Sorry, no professional photographs here.
From July 15 - 29th, I stayed in Évaux-les-Bains, about 30 minutes away from Montluçon. The main focus was to learn new skills by helping with the restoration of the chateau.
After a few days, two Taiwanese guys joined me. Since our host, David, was British, they had a hard time understanding his accent, so I found myself translating basic English. The cultural mix was certainly interesting. Pretty much every meal was eaten outside in the backyard, so I got quite the tan! On my first day, David took me to a local cafe and showed me the village. The rest of the time was spent at the house, or a few times, I joined him for grocery runs. Halfway through our visit, David had two friends show up for holiday, and they went "searching for cigarettes" aka secret outings every day. His personality and attitude towards us changed when they arrived. It was a contrast to being warmly included and integrated in Jennie/Ron's life.
The majority of my time revolved around stripping 'Crepe' paint off doors, and taking paint off window handles and key locks. One thing that I didn't expect, was the length of time required for the smallest project! The job required gloves. Lots of them. The paint stripping solution was acidic, and would 'burn' the skin upon contact, once it ate far enough into the gloves, I would feel a warm tingly sensation in my hands, and have to get a new pair. It was very unpleasant. A cold water bucket was always nearby for a quick dip of relief. Though, I did get major satisfaction seeing the dramatic transition from start to finish. Overall, it was worth it :)

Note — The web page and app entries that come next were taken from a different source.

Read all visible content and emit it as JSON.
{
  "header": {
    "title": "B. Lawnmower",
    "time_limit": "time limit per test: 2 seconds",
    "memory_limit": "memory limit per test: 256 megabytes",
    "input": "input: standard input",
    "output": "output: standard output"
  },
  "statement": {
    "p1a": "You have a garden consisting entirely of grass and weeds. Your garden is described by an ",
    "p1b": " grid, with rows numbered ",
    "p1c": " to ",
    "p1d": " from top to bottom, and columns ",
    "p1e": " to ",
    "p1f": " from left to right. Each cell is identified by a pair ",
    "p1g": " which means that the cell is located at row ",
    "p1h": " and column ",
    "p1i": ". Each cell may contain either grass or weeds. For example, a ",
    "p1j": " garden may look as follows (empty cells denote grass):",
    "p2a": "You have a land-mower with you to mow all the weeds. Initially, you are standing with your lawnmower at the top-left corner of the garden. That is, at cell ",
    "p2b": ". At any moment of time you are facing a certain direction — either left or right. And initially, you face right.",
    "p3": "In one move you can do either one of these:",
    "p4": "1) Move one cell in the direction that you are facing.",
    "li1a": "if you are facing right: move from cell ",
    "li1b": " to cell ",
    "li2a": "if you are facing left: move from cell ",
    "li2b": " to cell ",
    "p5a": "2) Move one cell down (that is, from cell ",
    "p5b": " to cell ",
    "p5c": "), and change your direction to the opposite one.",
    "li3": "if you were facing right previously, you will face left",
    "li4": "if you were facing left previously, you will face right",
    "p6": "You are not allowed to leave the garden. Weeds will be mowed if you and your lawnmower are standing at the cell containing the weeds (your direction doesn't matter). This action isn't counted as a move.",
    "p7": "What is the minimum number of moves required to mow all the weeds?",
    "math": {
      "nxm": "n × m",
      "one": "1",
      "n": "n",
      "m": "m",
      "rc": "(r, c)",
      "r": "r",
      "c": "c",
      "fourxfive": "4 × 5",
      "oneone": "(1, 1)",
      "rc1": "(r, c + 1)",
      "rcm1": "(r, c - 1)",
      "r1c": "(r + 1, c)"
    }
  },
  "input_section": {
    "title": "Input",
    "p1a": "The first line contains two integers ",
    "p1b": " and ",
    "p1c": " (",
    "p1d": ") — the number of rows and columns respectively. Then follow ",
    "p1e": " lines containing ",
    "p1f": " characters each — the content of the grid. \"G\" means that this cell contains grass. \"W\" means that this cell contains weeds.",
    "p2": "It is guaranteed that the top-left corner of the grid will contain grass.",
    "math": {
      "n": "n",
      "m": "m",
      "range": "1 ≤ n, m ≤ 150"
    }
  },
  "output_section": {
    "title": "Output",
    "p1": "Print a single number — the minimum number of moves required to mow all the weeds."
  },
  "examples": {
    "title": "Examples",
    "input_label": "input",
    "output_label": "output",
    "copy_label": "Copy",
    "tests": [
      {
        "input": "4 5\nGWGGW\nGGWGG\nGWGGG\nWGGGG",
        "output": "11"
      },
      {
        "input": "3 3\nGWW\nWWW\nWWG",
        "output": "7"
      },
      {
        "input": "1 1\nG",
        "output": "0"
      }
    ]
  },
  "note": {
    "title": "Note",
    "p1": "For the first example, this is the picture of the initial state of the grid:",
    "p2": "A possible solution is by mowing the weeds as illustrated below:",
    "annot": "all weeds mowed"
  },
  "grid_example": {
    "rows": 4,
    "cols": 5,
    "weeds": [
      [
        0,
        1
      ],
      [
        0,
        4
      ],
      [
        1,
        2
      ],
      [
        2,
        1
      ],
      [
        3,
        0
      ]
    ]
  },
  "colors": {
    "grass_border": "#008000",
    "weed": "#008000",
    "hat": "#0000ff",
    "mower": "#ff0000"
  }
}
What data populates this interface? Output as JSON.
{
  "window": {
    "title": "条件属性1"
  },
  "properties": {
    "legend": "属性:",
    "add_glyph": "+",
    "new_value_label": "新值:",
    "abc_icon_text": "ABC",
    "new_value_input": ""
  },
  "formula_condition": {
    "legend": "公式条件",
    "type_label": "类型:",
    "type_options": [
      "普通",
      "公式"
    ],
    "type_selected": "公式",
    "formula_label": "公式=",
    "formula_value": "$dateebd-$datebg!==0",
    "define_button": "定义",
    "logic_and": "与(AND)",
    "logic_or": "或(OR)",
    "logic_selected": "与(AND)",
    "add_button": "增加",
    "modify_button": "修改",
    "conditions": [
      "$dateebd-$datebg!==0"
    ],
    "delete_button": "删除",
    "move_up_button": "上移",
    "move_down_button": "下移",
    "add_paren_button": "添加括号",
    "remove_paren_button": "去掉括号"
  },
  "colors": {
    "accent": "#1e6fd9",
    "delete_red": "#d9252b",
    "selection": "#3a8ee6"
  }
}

Not everything is shown, but the key holes and window fixture pieces were soaked in a ceramic pot with the paint stripper solution. After soaking for 15-30 minutes, a brush is used to remove the paint. I found that steel wool did a better job, so I had one steel wool for the initial removal, a second cleaner one for the hard to reach spots, and a third after a piece had been rinsed in water to remove any additional left over spots. After the initial paint removal, each piece is soaked and rubbed with white spirit. Then, the final step is using a metal varnish to seal the piece (otherwise, it will rust).
For the doors, I had to remove the 'crepe' before we could paint them. That was a big job. There were several layers of paint involved, which required administering several globby coats of the remover with a brush. For the actual doors, we removed them and took them outside on saw horses. It was easier to do them, because I didn't have to endure pieces falling onto my skin from above. I scraped everything into the center, removed in the masses, and disposed of it on a cardboard piece into the woods. After the paint remover, I got to use. . . a power sander! Watch out ;) Next was the two coats of base paint!
In addition, I helped David replace and cut new flooring for his classic Rolls Royce's trunk, and create a window covering for the cinema room. At this point, I can do anything. . . or so it feels ;)